Best European Country to purchase Tech Stuff

Being the techiest (and probably, geekiest) person in my group of friends, I am the go-to person when it comes to technology questions and suggestions. Although I no longer informed about all the latest IT discoveries, I am very keen on it, and I seem to have the right answers to most of their dilemmas.

I do love this, and I enjoy the fact that I can help my good friends. But, I always fear that I might get blamed if I don’t give them the best solution.

One of the questions I get to answer, is ‘Should I buy gadget X from Malta?‘ If this gadget is something which was released in the last 6 months (or year), the question is likely to be no. Due to importation expenses, and the fact that Maltese businesses seem to always want to make a lot of profit, the prices are usually high.

Lets take an example.
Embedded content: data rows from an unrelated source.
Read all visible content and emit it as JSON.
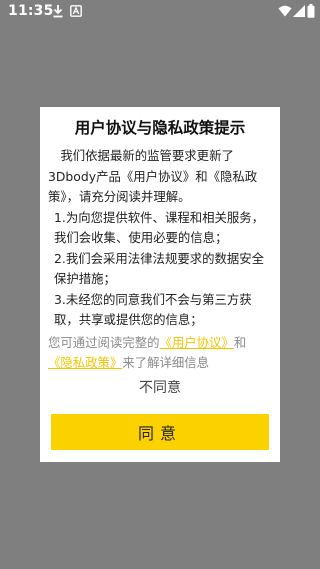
{
  "status_bar": {
    "time": "11:35"
  },
  "dialog": {
    "title": "用户协议与隐私政策提示",
    "paragraph_intro": "我们依据最新的监管要求更新了3Dbody产品《用户协议》和《隐私政策》，请充分阅读并理解。",
    "item_1": "1.为向您提供软件、课程和相关服务，我们会收集、使用必要的信息；",
    "item_2": "2.我们会采用法律法规要求的数据安全保护措施；",
    "item_3": "3.未经您的同意我们不会与第三方获取，共享或提供您的信息；",
    "info_prefix": "您可通过阅读完整的",
    "user_agreement_link": "《用户协议》",
    "info_and": "和",
    "privacy_policy_link": "《隐私政策》",
    "info_suffix": "来了解详细信息",
    "disagree_label": "不同意",
    "agree_label": "同意"
  },
  "colors": {
    "accent": "#fbd200",
    "link": "#f5c400",
    "overlay": "#7f7f7f"
  }
}
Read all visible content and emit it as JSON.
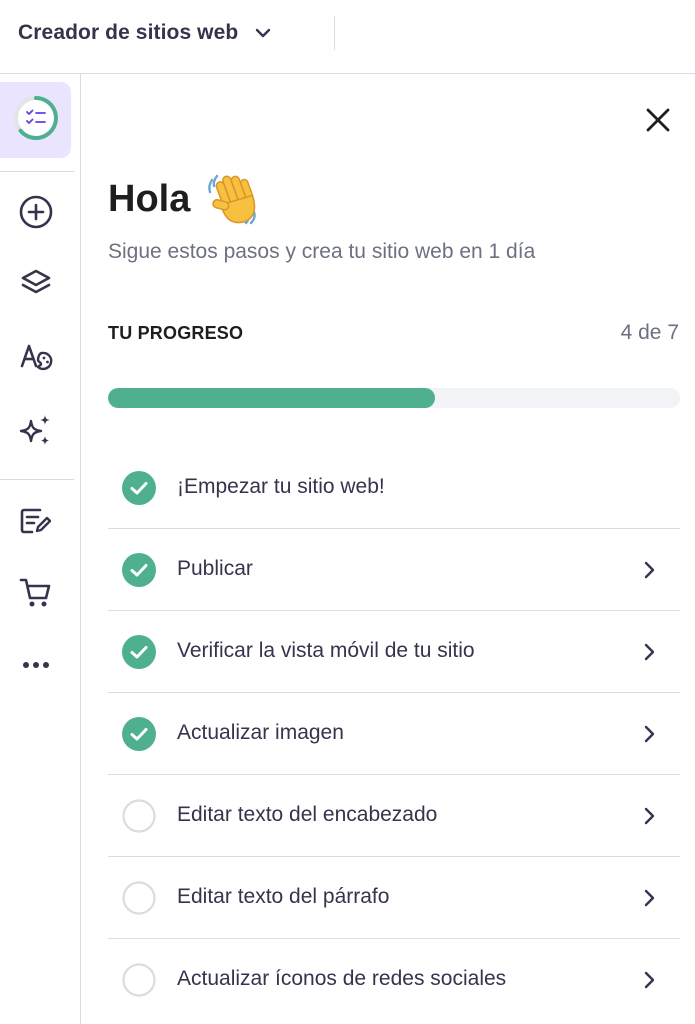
{
  "topbar": {
    "app_title": "Creador de sitios web",
    "app_menu_icon": "chevron-down-icon"
  },
  "sidebar": {
    "items": [
      {
        "name": "checklist-progress",
        "icon": "checklist-progress-icon",
        "active": true
      },
      {
        "name": "add",
        "icon": "plus-circle-icon"
      },
      {
        "name": "layers",
        "icon": "layers-icon"
      },
      {
        "name": "styles",
        "icon": "typography-palette-icon"
      },
      {
        "name": "ai-tools",
        "icon": "sparkles-icon"
      },
      {
        "name": "blog",
        "icon": "edit-text-icon"
      },
      {
        "name": "store",
        "icon": "shopping-cart-icon"
      },
      {
        "name": "more",
        "icon": "more-horizontal-icon"
      }
    ]
  },
  "panel": {
    "greeting": "Hola",
    "greeting_emoji": "waving-hand-icon",
    "subtitle": "Sigue estos pasos y crea tu sitio web en 1 día",
    "progress": {
      "label": "TU PROGRESO",
      "count_text": "4 de 7",
      "completed": 4,
      "total": 7
    },
    "tasks": [
      {
        "label": "¡Empezar tu sitio web!",
        "done": true,
        "has_arrow": false
      },
      {
        "label": "Publicar",
        "done": true,
        "has_arrow": true
      },
      {
        "label": "Verificar la vista móvil de tu sitio",
        "done": true,
        "has_arrow": true
      },
      {
        "label": "Actualizar imagen",
        "done": true,
        "has_arrow": true
      },
      {
        "label": "Editar texto del encabezado",
        "done": false,
        "has_arrow": true
      },
      {
        "label": "Editar texto del párrafo",
        "done": false,
        "has_arrow": true
      },
      {
        "label": "Actualizar íconos de redes sociales",
        "done": false,
        "has_arrow": true
      }
    ]
  },
  "colors": {
    "accent_purple": "#673de6",
    "active_bg": "#ebe4ff",
    "success_green": "#4fb08f",
    "text_dark": "#1d1e20",
    "text_muted": "#6d7081"
  }
}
This week, I purchased a Samsung Galaxy S6.

Price on the Samsung Importers website in Malta:

samsung galaxy malta

Price on German Amazon:

samsung galaxy germany

If you are a bit more patient, you can even get it cheaper from eBay. In fact, I purchased mine for 500 euro. That’s over 200 euro cheaper than what I would have bought it for locally!

This is one example, but I can confirm a huge reduction in prices for both GoPro as well as my new Samsung Tablet. Lets say, that thanks to the German technology market, I have around 350 euro still in my pocket from just 3 products.